Billionaire Wall Street kingpin Warren Buffett’s sister, Doris, opens Pandora’s box and finds Hope.
When she was a little girl, Doris Buffett prayed that a fairy godmother would whisk her away from an abusive mother. Now she’s swooping in herself to help others who’ve had bad breaks in life.
Since 1996, Doris has given away an incredible $100 million, most of it directly to thousands of individuals who are “unlucky through no fault of their own.” Now 82, Doris has suffered two “warning strokes” – and she’s anxious to give away the rest of her fortune.
“The plan is for my last check to bounce,” Doris says with a laugh.
If Doris’ name sounds familiar, it should – her brother is Warren Buffett, the world’s most famous investor and one of the richest men on earth.
Few know that Doris and Warren were severely emotionally abused when they were growing up, a fact they discuss for the first time in the new book, Giving It All Away: The Doris Buffett Story, published by The Permanent Press.
When Doris was 12, she locked herself in a closet to get away from her abusive mother.
“I won’t remember this when I’m 40,” she kept whispering to herself, crying. Outside the door, her mother, Leila Buffett, continued one of a lifelong series of vicious verbal attacks. “She was never happy till I was sobbing,” Doris recalls.
Warren, who is two years younger than Doris, says he often felt the urge to protect his sister. “But I never did, because I was afraid of becoming the target myself,” he says. At 13, he ran away from home to escape the wrath of his mother, but was found and brought back.
On the day of the 1987 stock market crash, Doris lost everything, going $2 million into debt . She had to take in boarders to keep from losing her home.
When her mother died in 1996, Doris inherited great wealthfrom a family trust, and shortly afterward, set up The Sunshine Lady Foundation . Although she never got her wish for a fairy godmother, the money through her foundation allowed her to be a fairy godmother for others.

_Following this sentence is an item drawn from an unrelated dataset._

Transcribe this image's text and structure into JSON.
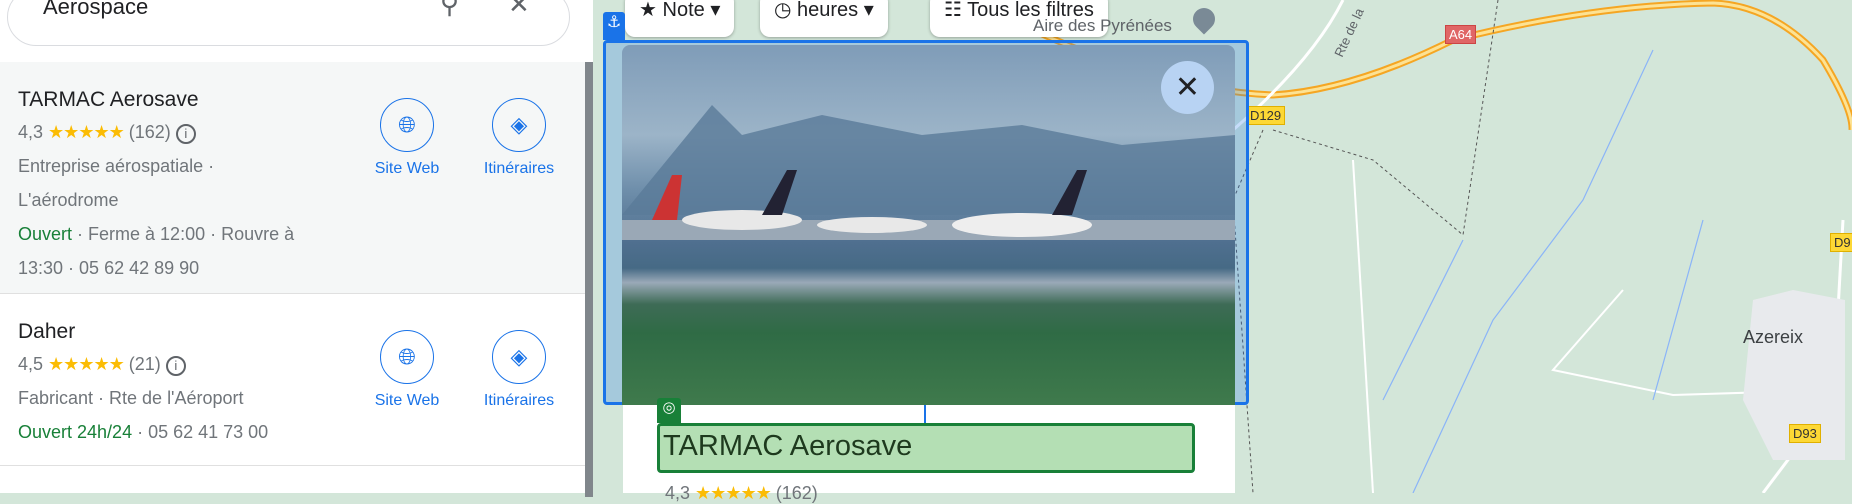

Warren says proudly: “Doris has always had enormous empathy for the person who has really gotten a short straw in life.”